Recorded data
******
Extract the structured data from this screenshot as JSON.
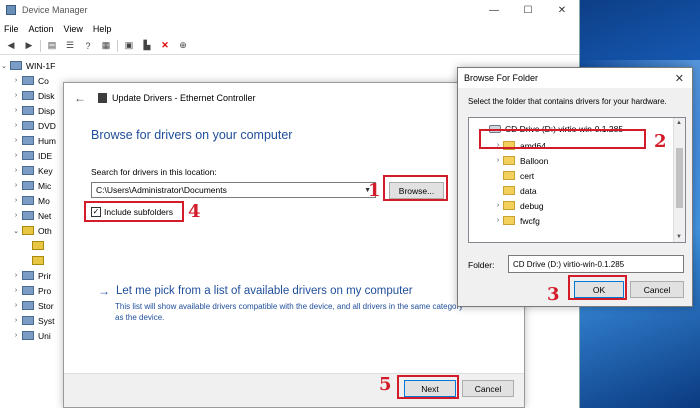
{
  "device_manager": {
    "title": "Device Manager",
    "window_controls": [
      "—",
      "☐",
      "✕"
    ],
    "menu": [
      "File",
      "Action",
      "View",
      "Help"
    ],
    "tree": [
      {
        "label": "WIN-1F",
        "expanded": true
      },
      {
        "label": "Co"
      },
      {
        "label": "Disk"
      },
      {
        "label": "Disp"
      },
      {
        "label": "DVD"
      },
      {
        "label": "Hum"
      },
      {
        "label": "IDE"
      },
      {
        "label": "Key"
      },
      {
        "label": "Mic"
      },
      {
        "label": "Mo"
      },
      {
        "label": "Net"
      },
      {
        "label": "Oth",
        "expanded": true
      },
      {
        "label": ""
      },
      {
        "label": ""
      },
      {
        "label": "Prir"
      },
      {
        "label": "Pro"
      },
      {
        "label": "Stor"
      },
      {
        "label": "Syst"
      },
      {
        "label": "Uni"
      }
    ]
  },
  "update_dialog": {
    "title": "Update Drivers - Ethernet Controller",
    "heading": "Browse for drivers on your computer",
    "search_label": "Search for drivers in this location:",
    "path_value": "C:\\Users\\Administrator\\Documents",
    "browse_label": "Browse...",
    "include_subfolders_label": "Include subfolders",
    "include_subfolders_checked": true,
    "pick_title": "Let me pick from a list of available drivers on my computer",
    "pick_desc": "This list will show available drivers compatible with the device, and all drivers in the same category as the device.",
    "next_label": "Next",
    "cancel_label": "Cancel"
  },
  "browse_folder": {
    "title": "Browse For Folder",
    "prompt": "Select the folder that contains drivers for your hardware.",
    "tree": [
      {
        "label": "CD Drive (D:) virtio-win-0.1.285",
        "type": "drive",
        "expanded": true,
        "selected": true
      },
      {
        "label": "amd64",
        "type": "folder"
      },
      {
        "label": "Balloon",
        "type": "folder"
      },
      {
        "label": "cert",
        "type": "folder"
      },
      {
        "label": "data",
        "type": "folder"
      },
      {
        "label": "debug",
        "type": "folder"
      },
      {
        "label": "fwcfg",
        "type": "folder"
      }
    ],
    "folder_label": "Folder:",
    "folder_value": "CD Drive (D:) virtio-win-0.1.285",
    "ok_label": "OK",
    "cancel_label": "Cancel",
    "close_glyph": "✕"
  },
  "annotations": [
    "1",
    "2",
    "3",
    "4",
    "5"
  ],
  "colors": {
    "highlight": "#d21c2a",
    "link_blue": "#1f4e9a",
    "default_button_border": "#0078d7"
  }
}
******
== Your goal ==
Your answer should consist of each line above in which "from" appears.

== Response to the task ==
Extract the structured data from this screenshot as JSON.
    "pick_title": "Let me pick from a list of available drivers on my computer",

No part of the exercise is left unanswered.